━━━━━ Provided records ━━━━━
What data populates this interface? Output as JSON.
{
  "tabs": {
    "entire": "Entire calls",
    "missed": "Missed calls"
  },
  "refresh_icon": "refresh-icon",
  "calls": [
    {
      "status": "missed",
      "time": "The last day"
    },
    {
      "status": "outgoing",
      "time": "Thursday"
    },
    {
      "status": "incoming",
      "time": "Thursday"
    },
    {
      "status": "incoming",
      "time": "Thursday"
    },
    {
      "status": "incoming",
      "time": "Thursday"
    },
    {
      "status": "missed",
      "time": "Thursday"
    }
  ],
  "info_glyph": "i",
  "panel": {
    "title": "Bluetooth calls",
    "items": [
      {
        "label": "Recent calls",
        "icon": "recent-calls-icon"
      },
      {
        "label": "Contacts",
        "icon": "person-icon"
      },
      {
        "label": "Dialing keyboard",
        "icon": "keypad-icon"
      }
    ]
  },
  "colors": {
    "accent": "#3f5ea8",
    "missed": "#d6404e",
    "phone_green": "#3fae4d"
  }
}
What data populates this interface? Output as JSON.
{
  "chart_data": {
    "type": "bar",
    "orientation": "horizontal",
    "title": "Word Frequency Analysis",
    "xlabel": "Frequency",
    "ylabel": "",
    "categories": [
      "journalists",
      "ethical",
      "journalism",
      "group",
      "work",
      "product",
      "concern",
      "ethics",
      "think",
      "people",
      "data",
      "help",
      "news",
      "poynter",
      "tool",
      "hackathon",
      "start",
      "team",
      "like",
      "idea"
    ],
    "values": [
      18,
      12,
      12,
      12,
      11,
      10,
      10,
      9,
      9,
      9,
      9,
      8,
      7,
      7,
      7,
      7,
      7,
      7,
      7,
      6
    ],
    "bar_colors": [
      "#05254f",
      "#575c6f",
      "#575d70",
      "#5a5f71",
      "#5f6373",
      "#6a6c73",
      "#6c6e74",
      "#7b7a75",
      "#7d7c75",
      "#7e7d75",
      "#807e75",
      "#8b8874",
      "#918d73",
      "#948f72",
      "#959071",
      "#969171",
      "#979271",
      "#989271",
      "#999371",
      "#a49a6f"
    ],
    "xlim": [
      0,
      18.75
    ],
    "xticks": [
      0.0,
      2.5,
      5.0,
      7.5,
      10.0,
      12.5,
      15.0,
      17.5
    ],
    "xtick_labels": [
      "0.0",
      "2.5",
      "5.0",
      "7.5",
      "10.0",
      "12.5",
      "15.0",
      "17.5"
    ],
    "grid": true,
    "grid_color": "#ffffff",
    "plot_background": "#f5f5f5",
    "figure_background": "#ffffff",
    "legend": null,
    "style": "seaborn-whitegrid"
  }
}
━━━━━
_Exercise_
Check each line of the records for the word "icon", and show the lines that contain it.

_Worked solution_
  "refresh_icon": "refresh-icon",
        "icon": "recent-calls-icon"
        "icon": "person-icon"
        "icon": "keypad-icon"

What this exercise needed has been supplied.